Problem description: Whenever a line in the listing contains "сустав", copy that line.

Provided records:
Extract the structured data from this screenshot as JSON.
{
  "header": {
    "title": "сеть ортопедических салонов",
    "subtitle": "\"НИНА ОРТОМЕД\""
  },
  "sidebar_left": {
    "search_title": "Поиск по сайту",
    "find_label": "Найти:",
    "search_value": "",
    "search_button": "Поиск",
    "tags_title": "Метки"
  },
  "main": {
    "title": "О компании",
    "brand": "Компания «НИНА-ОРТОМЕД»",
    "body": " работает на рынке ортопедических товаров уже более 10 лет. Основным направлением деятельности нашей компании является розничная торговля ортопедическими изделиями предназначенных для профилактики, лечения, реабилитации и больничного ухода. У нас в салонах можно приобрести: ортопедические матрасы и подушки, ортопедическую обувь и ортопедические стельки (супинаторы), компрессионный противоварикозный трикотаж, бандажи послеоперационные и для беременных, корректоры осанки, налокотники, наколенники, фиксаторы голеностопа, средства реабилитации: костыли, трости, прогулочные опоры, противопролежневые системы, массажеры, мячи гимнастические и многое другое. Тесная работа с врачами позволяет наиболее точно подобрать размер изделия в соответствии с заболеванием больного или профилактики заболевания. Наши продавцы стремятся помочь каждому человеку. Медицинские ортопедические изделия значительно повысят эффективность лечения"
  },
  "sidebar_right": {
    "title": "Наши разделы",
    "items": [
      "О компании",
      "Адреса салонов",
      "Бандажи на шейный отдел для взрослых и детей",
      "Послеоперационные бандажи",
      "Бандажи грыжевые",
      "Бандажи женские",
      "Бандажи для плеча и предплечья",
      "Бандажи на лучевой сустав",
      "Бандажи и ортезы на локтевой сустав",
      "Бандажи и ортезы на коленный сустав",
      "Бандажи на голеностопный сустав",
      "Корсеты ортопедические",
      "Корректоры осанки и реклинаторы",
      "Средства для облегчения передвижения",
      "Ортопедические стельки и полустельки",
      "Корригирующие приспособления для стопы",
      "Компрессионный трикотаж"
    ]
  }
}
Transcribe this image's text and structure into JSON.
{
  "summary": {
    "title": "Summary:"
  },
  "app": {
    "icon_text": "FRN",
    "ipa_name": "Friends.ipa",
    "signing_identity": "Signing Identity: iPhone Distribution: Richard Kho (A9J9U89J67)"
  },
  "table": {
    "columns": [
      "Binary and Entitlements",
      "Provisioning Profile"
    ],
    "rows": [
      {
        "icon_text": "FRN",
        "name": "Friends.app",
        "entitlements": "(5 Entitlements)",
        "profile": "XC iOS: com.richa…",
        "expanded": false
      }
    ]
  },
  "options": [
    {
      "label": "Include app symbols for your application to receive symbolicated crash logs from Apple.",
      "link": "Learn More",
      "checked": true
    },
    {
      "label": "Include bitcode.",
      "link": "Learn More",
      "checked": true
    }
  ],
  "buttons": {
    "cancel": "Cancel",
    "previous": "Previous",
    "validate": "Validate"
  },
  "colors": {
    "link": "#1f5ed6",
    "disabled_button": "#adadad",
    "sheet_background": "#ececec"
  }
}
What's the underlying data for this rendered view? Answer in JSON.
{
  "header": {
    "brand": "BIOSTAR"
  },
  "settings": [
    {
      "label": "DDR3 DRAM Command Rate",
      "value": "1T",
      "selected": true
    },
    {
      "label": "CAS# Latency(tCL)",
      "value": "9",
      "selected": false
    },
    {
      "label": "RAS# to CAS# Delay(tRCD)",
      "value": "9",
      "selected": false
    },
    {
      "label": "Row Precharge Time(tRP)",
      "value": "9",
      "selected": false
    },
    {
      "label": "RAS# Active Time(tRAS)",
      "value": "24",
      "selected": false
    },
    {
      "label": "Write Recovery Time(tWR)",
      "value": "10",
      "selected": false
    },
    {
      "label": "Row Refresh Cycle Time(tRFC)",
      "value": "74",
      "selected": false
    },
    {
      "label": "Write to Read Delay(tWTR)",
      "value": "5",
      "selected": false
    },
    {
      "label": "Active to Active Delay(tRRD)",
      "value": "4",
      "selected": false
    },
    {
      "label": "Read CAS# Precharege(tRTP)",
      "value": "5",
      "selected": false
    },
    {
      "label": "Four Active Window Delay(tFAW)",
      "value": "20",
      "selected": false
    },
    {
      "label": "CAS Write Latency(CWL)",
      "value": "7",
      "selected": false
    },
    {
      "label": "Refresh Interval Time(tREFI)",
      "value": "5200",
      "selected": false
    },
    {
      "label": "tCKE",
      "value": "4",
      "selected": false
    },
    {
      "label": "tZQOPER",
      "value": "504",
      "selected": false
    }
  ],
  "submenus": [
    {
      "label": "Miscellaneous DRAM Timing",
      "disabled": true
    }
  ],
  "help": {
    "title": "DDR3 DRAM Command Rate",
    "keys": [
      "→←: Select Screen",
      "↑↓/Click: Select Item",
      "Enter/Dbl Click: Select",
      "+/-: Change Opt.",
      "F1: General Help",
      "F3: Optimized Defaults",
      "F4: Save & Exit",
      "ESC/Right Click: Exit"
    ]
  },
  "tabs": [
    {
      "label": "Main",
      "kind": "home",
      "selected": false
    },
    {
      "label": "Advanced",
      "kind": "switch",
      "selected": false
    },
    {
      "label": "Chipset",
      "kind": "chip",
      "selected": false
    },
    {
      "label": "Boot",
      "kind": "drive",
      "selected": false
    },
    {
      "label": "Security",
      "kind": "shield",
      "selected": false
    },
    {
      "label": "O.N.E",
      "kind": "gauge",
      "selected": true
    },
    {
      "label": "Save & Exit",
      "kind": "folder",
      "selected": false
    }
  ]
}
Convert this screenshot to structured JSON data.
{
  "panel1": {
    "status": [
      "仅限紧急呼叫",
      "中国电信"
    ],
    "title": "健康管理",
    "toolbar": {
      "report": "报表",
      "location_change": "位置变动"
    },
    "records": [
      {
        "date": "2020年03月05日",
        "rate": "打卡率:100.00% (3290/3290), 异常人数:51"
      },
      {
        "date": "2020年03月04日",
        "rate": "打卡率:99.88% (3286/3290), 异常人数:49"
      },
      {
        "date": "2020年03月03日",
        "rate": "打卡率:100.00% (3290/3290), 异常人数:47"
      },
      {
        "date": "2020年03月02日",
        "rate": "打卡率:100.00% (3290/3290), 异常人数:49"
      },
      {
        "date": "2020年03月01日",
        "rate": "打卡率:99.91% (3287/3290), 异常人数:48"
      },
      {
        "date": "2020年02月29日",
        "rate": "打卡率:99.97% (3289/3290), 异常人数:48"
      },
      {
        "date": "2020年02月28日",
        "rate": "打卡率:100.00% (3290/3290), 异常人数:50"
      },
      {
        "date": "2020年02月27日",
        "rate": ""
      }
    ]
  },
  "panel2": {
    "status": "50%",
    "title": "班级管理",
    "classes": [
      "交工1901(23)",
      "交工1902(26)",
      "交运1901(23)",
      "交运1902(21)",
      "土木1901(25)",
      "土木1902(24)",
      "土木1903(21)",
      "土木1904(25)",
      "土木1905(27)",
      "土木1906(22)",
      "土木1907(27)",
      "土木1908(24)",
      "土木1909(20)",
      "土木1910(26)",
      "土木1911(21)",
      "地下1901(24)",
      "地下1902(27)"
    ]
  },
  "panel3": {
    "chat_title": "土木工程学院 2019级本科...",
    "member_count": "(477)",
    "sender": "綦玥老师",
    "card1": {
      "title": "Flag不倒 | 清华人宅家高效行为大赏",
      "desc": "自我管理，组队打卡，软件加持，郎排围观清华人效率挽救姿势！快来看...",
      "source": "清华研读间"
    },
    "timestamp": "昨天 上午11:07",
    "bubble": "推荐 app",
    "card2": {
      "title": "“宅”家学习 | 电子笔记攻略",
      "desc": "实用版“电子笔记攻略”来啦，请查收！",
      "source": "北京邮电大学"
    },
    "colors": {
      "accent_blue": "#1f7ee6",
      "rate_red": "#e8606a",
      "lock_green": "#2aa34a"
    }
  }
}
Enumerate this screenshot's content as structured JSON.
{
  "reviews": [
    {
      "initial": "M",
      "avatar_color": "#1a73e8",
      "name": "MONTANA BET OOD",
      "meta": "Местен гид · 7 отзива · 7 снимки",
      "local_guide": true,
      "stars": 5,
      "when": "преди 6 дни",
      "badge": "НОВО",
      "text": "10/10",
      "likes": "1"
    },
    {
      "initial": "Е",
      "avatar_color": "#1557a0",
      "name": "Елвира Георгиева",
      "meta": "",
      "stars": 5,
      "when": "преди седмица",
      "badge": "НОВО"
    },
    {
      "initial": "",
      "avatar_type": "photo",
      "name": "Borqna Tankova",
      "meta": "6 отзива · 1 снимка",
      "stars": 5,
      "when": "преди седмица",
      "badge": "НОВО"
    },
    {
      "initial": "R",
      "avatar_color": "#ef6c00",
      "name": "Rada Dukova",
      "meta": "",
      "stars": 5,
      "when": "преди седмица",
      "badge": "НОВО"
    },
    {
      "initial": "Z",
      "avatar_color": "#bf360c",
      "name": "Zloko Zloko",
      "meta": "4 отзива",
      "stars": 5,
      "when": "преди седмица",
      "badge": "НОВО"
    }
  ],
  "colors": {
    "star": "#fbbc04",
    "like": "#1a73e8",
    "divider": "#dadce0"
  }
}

Output below:
      "Бандажи на лучевой сустав",
      "Бандажи и ортезы на локтевой сустав",
      "Бандажи и ортезы на коленный сустав",
      "Бандажи на голеностопный сустав",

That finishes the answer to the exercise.